• [DATASET CONTENT]:
■ ■ ■ ■
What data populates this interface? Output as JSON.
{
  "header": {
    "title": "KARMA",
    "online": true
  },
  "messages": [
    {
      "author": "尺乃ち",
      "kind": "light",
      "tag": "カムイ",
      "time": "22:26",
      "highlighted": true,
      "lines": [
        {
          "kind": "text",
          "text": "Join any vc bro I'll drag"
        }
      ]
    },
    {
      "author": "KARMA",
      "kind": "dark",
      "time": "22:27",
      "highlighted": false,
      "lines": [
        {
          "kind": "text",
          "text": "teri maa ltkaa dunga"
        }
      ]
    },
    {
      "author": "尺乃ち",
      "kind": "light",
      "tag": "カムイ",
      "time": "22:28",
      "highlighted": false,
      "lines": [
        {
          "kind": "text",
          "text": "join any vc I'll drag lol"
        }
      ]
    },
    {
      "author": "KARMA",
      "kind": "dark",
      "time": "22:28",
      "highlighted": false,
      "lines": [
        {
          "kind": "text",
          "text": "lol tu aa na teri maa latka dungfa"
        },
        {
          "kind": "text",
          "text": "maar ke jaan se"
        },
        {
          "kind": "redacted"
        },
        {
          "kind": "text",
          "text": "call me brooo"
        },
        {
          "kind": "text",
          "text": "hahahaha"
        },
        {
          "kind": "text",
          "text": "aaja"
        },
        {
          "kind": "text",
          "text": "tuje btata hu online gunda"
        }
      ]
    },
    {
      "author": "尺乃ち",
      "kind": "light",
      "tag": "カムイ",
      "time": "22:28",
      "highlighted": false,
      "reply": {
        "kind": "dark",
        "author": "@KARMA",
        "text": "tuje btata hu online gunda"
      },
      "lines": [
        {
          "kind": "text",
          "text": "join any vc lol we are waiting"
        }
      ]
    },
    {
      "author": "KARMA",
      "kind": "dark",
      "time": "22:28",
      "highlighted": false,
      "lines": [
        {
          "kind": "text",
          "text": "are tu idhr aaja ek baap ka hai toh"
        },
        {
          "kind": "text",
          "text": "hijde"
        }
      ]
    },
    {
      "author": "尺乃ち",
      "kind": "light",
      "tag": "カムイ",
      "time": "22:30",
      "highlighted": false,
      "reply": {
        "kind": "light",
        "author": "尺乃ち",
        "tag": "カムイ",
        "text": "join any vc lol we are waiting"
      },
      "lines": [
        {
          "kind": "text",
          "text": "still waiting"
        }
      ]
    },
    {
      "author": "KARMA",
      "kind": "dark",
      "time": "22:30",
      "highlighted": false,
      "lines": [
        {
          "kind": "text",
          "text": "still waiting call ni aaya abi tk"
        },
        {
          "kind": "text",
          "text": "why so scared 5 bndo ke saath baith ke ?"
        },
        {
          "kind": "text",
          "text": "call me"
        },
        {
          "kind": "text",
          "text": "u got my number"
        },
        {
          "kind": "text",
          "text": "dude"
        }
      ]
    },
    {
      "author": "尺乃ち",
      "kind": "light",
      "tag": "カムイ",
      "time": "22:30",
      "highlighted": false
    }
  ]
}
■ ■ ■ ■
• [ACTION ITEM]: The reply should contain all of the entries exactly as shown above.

• [TASK OUTPUT]:
What data populates this interface? Output as JSON.
{
  "header": {
    "title": "KARMA",
    "online": true
  },
  "messages": [
    {
      "author": "尺乃ち",
      "kind": "light",
      "tag": "カムイ",
      "time": "22:26",
      "highlighted": true,
      "lines": [
        {
          "kind": "text",
          "text": "Join any vc bro I'll drag"
        }
      ]
    },
    {
      "author": "KARMA",
      "kind": "dark",
      "time": "22:27",
      "highlighted": false,
      "lines": [
        {
          "kind": "text",
          "text": "teri maa ltkaa dunga"
        }
      ]
    },
    {
      "author": "尺乃ち",
      "kind": "light",
      "tag": "カムイ",
      "time": "22:28",
      "highlighted": false,
      "lines": [
        {
          "kind": "text",
          "text": "join any vc I'll drag lol"
        }
      ]
    },
    {
      "author": "KARMA",
      "kind": "dark",
      "time": "22:28",
      "highlighted": false,
      "lines": [
        {
          "kind": "text",
          "text": "lol tu aa na teri maa latka dungfa"
        },
        {
          "kind": "text",
          "text": "maar ke jaan se"
        },
        {
          "kind": "redacted"
        },
        {
          "kind": "text",
          "text": "call me brooo"
        },
        {
          "kind": "text",
          "text": "hahahaha"
        },
        {
          "kind": "text",
          "text": "aaja"
        },
        {
          "kind": "text",
          "text": "tuje btata hu online gunda"
        }
      ]
    },
    {
      "author": "尺乃ち",
      "kind": "light",
      "tag": "カムイ",
      "time": "22:28",
      "highlighted": false,
      "reply": {
        "kind": "dark",
        "author": "@KARMA",
        "text": "tuje btata hu online gunda"
      },
      "lines": [
        {
          "kind": "text",
          "text": "join any vc lol we are waiting"
        }
      ]
    },
    {
      "author": "KARMA",
      "kind": "dark",
      "time": "22:28",
      "highlighted": false,
      "lines": [
        {
          "kind": "text",
          "text": "are tu idhr aaja ek baap ka hai toh"
        },
        {
          "kind": "text",
          "text": "hijde"
        }
      ]
    },
    {
      "author": "尺乃ち",
      "kind": "light",
      "tag": "カムイ",
      "time": "22:30",
      "highlighted": false,
      "reply": {
        "kind": "light",
        "author": "尺乃ち",
        "tag": "カムイ",
        "text": "join any vc lol we are waiting"
      },
      "lines": [
        {
          "kind": "text",
          "text": "still waiting"
        }
      ]
    },
    {
      "author": "KARMA",
      "kind": "dark",
      "time": "22:30",
      "highlighted": false,
      "lines": [
        {
          "kind": "text",
          "text": "still waiting call ni aaya abi tk"
        },
        {
          "kind": "text",
          "text": "why so scared 5 bndo ke saath baith ke ?"
        },
        {
          "kind": "text",
          "text": "call me"
        },
        {
          "kind": "text",
          "text": "u got my number"
        },
        {
          "kind": "text",
          "text": "dude"
        }
      ]
    },
    {
      "author": "尺乃ち",
      "kind": "light",
      "tag": "カムイ",
      "time": "22:30",
      "highlighted": false
    }
  ]
}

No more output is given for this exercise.